The incisive bone is a paired bone, made up of body, palatine, nasal and alvrolar parts. It communicates with the maxilla to firm the interalveolar margin. In addition, it also forms the rostral portion of the facial part of the pig skull.
The palatine bone is also a paired bone located between the maxilla, pterygoid, and sphenoid bones. It is made of horizontal plates evolving to form a hard palate. Moreover, it also contains a perpendicular plate and choanae. The horizontal plane also contains a palatine sinus.
The vomer is an unpaired bone, extending from the choanae to the floor of the nasal cavity. In addition, it also connects the median nasal crest and possesses a septal sulcus surrounding the nasal cavity.
The pterygoid bone is a paired bone limited by the palatine and sphenoid bones. It makes the dorsolateral wall of the nasopharyngeal cavity.
The maxilla, the key bone of the upper jaw, contains the upper dentition. It contains maxillary sinuses forming the external orientation of the face. In addition, it also forms the facial crest.
The mandible is divided into the ramus and the body. The body supports the incisor teeth in the rostral direction and cheek teeth in the caudal direction. The mandible also contains mandible canal and mental foramen.
How are the bones connected in the pig skull?
There are different bones in their skull that are connected with each other. Sutures are the main connecting points that offer continuity between the bones. Sutures joints are usually in a jigsaw pattern engraved on the surface of their skull. These sutural joints indicate that the skull is formed by the combination of several bones. The skull joints are usually immovable, restricting every kind of movement.
A saw-cut pattern passes transversely from the facial aspect of the skull. This pattern indicates the presence of turbinate bone in the nasal cavity. These turbinate bones provide a supportive role for the nasal epithelium to moisten and warm the air moving from outside toward the lungs. In addition, it offers a larger surface area for the sensation of smell.
What is the main function of the pig skull?
The pig skull offers a variety of functions including:

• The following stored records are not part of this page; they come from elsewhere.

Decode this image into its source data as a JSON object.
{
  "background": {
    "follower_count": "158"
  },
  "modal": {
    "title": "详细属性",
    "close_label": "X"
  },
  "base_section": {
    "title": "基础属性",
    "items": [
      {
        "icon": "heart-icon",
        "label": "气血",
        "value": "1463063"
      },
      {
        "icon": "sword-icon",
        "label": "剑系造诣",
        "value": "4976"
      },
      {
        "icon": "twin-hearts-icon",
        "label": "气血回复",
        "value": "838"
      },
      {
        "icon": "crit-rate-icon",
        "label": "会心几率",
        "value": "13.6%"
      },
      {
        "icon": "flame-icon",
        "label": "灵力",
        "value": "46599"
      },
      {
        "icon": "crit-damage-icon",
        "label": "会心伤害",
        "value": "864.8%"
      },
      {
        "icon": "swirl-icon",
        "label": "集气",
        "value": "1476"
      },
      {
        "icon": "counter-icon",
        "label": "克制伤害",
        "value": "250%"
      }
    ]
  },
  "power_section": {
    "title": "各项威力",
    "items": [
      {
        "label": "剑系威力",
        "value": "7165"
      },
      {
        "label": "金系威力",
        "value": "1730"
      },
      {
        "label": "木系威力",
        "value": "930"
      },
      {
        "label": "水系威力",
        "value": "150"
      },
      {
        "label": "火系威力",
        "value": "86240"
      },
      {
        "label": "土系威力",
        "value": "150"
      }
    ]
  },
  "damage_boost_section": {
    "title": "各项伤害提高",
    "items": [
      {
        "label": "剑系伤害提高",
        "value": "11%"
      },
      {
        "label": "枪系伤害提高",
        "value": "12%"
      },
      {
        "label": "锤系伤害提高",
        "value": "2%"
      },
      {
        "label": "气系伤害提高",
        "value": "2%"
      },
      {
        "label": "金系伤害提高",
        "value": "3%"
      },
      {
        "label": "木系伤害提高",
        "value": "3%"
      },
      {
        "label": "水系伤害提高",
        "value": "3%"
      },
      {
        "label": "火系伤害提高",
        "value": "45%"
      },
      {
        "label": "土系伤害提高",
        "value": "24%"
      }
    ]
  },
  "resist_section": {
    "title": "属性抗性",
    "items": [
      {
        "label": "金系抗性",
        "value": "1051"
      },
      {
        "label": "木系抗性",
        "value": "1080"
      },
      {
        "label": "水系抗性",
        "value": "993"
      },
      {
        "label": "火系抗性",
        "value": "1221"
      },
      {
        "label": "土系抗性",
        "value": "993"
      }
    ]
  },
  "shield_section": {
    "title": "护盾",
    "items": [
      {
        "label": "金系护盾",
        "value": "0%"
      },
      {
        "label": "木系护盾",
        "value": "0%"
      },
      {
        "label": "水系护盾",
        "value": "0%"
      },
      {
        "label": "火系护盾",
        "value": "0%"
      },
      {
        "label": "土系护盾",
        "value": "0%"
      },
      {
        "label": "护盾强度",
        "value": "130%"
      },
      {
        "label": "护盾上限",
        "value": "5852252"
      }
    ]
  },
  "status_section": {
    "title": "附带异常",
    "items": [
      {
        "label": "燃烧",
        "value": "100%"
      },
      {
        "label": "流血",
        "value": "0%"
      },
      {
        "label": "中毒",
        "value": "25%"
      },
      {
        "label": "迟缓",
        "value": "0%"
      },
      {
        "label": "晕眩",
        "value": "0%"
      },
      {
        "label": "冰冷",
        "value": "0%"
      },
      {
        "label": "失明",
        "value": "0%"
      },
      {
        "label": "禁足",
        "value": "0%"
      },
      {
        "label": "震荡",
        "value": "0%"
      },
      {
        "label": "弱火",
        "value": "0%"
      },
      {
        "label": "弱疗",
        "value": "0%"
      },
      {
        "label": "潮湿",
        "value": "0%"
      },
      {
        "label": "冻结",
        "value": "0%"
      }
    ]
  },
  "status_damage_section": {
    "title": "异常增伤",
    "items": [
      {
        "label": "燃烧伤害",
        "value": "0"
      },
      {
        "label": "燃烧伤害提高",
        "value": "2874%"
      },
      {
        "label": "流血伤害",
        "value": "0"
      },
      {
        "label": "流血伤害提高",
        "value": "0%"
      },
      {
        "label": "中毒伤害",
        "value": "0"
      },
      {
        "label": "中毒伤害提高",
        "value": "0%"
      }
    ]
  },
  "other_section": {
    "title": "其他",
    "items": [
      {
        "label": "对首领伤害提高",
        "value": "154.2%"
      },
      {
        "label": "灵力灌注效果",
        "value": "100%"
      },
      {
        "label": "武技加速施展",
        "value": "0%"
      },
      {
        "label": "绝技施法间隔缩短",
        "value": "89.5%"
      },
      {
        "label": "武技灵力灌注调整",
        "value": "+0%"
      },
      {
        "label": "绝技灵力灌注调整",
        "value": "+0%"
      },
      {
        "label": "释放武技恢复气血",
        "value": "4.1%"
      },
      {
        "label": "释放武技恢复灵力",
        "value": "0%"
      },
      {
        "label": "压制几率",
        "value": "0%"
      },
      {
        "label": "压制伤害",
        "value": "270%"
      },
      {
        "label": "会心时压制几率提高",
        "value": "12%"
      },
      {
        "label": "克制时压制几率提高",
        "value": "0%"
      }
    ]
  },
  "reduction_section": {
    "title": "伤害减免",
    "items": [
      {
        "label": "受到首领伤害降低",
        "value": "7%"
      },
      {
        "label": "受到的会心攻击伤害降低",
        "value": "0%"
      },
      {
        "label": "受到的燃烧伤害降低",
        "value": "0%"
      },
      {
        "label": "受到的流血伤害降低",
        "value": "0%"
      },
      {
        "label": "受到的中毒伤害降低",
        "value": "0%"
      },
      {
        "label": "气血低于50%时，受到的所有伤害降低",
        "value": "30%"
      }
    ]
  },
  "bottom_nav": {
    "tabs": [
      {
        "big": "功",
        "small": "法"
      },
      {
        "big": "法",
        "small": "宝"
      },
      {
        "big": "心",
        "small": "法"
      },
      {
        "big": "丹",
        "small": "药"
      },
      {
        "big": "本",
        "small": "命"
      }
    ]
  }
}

- Protecting the brain
- Foramen development for the exit and entry of various nervous and defensive structures
- Support system for the facial muscles to offer origin and insertion sites
What are the major foramen and canals present in the pig skull?
There are various structures associated with the pig skull. Skulls provide a protective barrier for a variety of structures. These are as follows:
- Foramen magnum – passing site for the spinal cord. In addition, the alar ligament also passes through the foramen magnum along with vertebral arteries.
- Jugular foramen – it contains the internal carotid artery, glossopharyngeal nerve, accessory nerve, and vagus nerve. In addition, it is present adjacent to the tympanic bulla.
- Stylomastoid foramen – it allows the facial nerve to pass and present on the petrosal aspect of the temporal bone.
- Ethmoidal foramen – it allows the ethmoidal artery, vein, and olfactory nerve to pass.
- Mental foramen – it allows the mental artery and vein to pass along with the mandibular branch of the trigeminal nerve.
A pig skull contains a variety of bones, with every bone having its own anatomical importance. These bones are associated to maintain the continuity of the skull. The skull encloses the brains and different other structures. In addition, there are several muscles associated with the pig skull to orient different kinds of movements. This article explained the anatomical concepts related to the pig skull and its associated structures. Hope you will be able to correlate this knowledge to your clinical concepts.
Frequently asked questions (FAQs)
Which kind of skeleton do pigs have?
Pigs possess two types of skeleton including both the axial and appendicular skeleton.
How many teeth are present in the pig skull?
Pigs usually possess 44 teeth in both upper and lower arches. There are three incisors, one canine, four premolars, and three molars for every quadrant.